By T.J. Ray

His questions were lucid and his passion about them was quite apparent.

The young fellow I refer to stood by the microphone in a Town Hall meeting to ask about a problem with no reasonable answer. In short, he wanted to know what the State might do by way of convincing Millennials to stay in Mississippi instead of moving elsewhere.

The brief and gloomy discussion his questions triggered prompted me to come home and look up “millennials.”

Nowadays it is common, particularly on television, to hear a number of labels thrown around, naming different generations. As best I can make out  – though my chronology may be amiss — the last century offered the world the Lost Generation, then the GI Generation, followed by the Baby Boomers and Gen X, next the Millenial crowd, trailed by the Gen Z (or iGeneration) kids.

A library of entries on the internet offer definitions and characteristics of all these segments of our history, sometimes contradicting each other as pinning down a moving, evolving target is difficult. And as each of these segments of people age, they may assume traits of an entirely different culture group. Some hippies of Woodstock ended up in Brooks Brothers suits selling stock or in the military where they hated wearing uniforms.

Older folks, who well may not recall their own identity from their young days, share the reaction of shaking their heads as each culture evolution comes along, wondering “what’s happening to kids these days?” It is not uncommon to be told that the world’s “going to hell in a handbasket,” and while that may be fairly accurate with some generations, who stuck flowers in the barrels of M-1 rifles at Kent State or chained themselves to trees on college campuses to protest the war in Vietnam, this Millennial crowd just might be the exception to that concern.

Let me give you a picture of what they represent. First, these are the kids born between 1981 and 2000, also known as The 9/11 Generation of “Echo Boomers.” They are for the most part nurtured by optimistic and focused parents, who imbue them with a respect for authority. Academic pressure is enormous, one aspect of it being their penchant for scheduling things.

They have grown up in a digital world, missing the world without computers. Their information and much of their socialization accrue from the internet. They prefer to work in teams. The mass of information on the internet seems to produce strong views in them. They read far fewer books than previous generations and show little knowledge of history. Over and over again they have been told they are special and they expect the world to treat them that way. Finally, they prefer a relaxed work environment: they do not live to work. Among this generation, society finds falling crime rates and falling teen pregnancy numbers.

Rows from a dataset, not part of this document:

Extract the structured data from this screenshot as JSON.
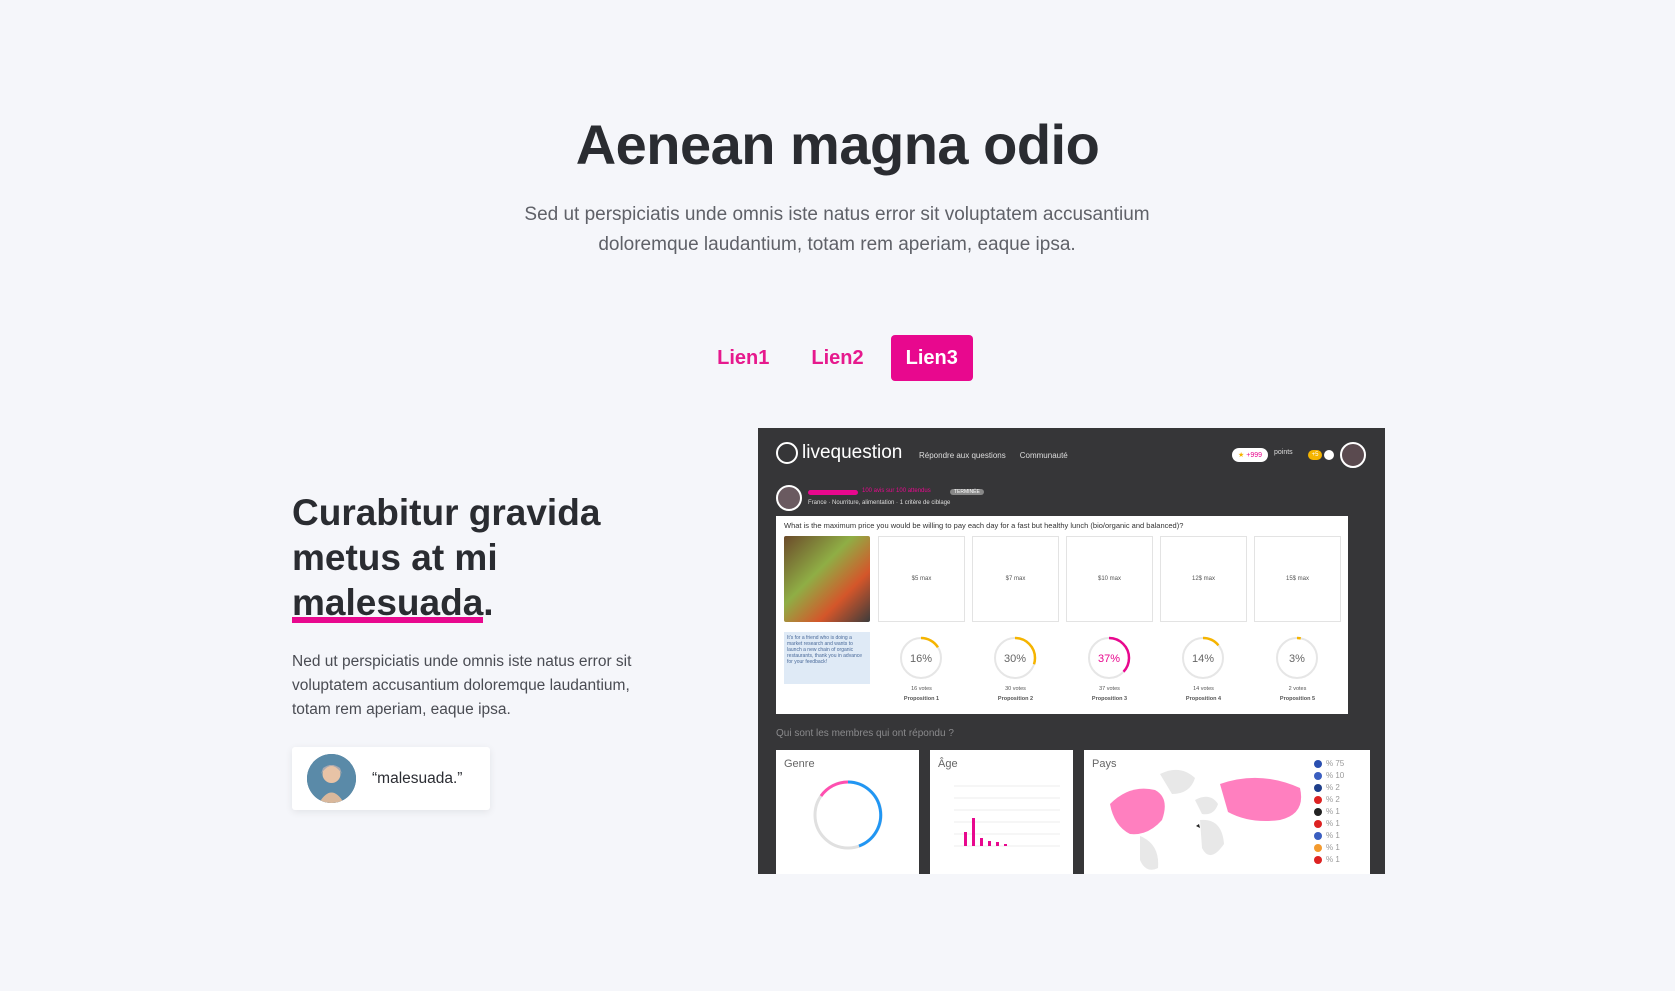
{
  "hero": {
    "title": "Aenean magna odio",
    "subtitle": "Sed ut perspiciatis unde omnis iste natus error sit voluptatem accusantium doloremque laudantium, totam rem aperiam, eaque ipsa."
  },
  "tabs": [
    {
      "label": "Lien1",
      "active": false
    },
    {
      "label": "Lien2",
      "active": false
    },
    {
      "label": "Lien3",
      "active": true
    }
  ],
  "feature": {
    "title_part1": "Curabitur gravida metus at mi ",
    "title_highlight": "malesuada",
    "title_end": ".",
    "paragraph": "Ned ut perspiciatis unde omnis iste natus error sit voluptatem accusantium doloremque laudantium, totam rem aperiam, eaque ipsa.",
    "quote": "“malesuada.”"
  },
  "mockup": {
    "brand": "livequestion",
    "nav": [
      "Répondre aux questions",
      "Communauté"
    ],
    "points_badge": "+999",
    "points_label": "points",
    "notif_count": "+5",
    "progress_text": "100 avis sur 100 attendus",
    "status_tag": "TERMINÉE",
    "meta": "France · Nourriture, alimentation · 1 critère de ciblage",
    "question": "What is the maximum price you would be willing to pay each day for a fast but healthy lunch (bio/organic and balanced)?",
    "note": "It's for a friend who is doing a market research and wants to launch a new chain of organic restaurants, thank you in advance for your feedback!",
    "options": [
      {
        "label": "$5 max",
        "percent": "16%",
        "votes": "16 votes",
        "name": "Proposition 1",
        "value": 0.16
      },
      {
        "label": "$7 max",
        "percent": "30%",
        "votes": "30 votes",
        "name": "Proposition 2",
        "value": 0.3
      },
      {
        "label": "$10 max",
        "percent": "37%",
        "votes": "37 votes",
        "name": "Proposition 3",
        "value": 0.37
      },
      {
        "label": "12$ max",
        "percent": "14%",
        "votes": "14 votes",
        "name": "Proposition 4",
        "value": 0.14
      },
      {
        "label": "15$ max",
        "percent": "3%",
        "votes": "2 votes",
        "name": "Proposition 5",
        "value": 0.03
      }
    ],
    "members_question": "Qui sont les membres qui ont répondu ?",
    "box_titles": [
      "Genre",
      "Âge",
      "Pays"
    ],
    "countries": [
      "% 75",
      "% 10",
      "% 2",
      "% 2",
      "% 1",
      "% 1",
      "% 1",
      "% 1",
      "% 1"
    ]
  },
  "colors": {
    "accent": "#e8088e",
    "ring_yellow": "#f5b400",
    "ring_pink": "#e8088e"
  }
}
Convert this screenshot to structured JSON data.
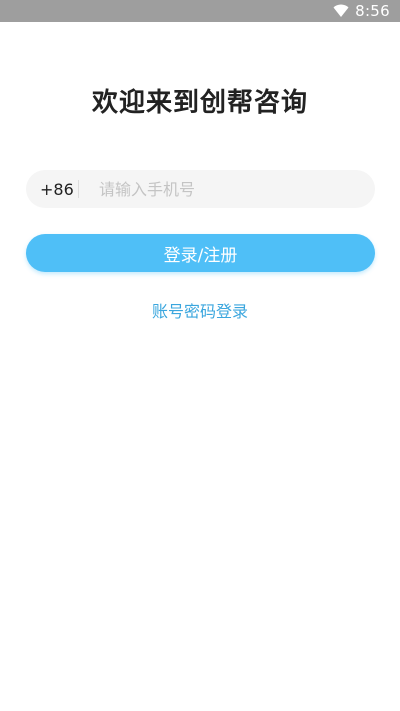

Close on the Millennials comes the Gen Z group. Sixty-one percent of them between the ages of  8 to 17 have televisions in their rooms. Thirty-five percent have video games. Four million have their own cell phones. These kids have never known a world without the cell phone. On a sociological note, they are have something termed Eco-fatigue: they are tired of hearing about the environment and how to save it. Let me insert here a stunning paragraph about Gen Z kids: “With the advent of computers and web-based learning, children leave behind toys at younger and younger age. It’s called KGOY-kids growing older younger, and many companies have suffered because of it, most recognizable is Mattel, the maker of Barbie dolls. In the 1990’s the average age of a child in their target market was 10 years old, and in 2000 it dropped to 3 years old. As children reach the age of four and five, old enough to play on the computer, they become less interested in toys and begin to desire electronics such as cell phones and video games.”

Boys no longer build things with their dad’s tools. I have a box of 50 or so scale plastic models that I can’t seem to give way. I don’t see airplanes hanging in boys’ rooms. Girls rarely spend much time sewing. I’m not sure the millennials or the Gen Z kids have a sense of what a hobby is.

Like it or not, the times they are a-changing. Wouldn’t it be interesting to assemble a small group from each of the generations and question them about how they foresee the next generation, the ones yet to come, yet to be labeled.

I hope the young man who asked that question finds his answer. And I hope he stays here. We badly need individuals who ask the hard questions because looking for answers often leads to better ways to do things.

T.J. Ray is a retired professor of English at Ole Miss.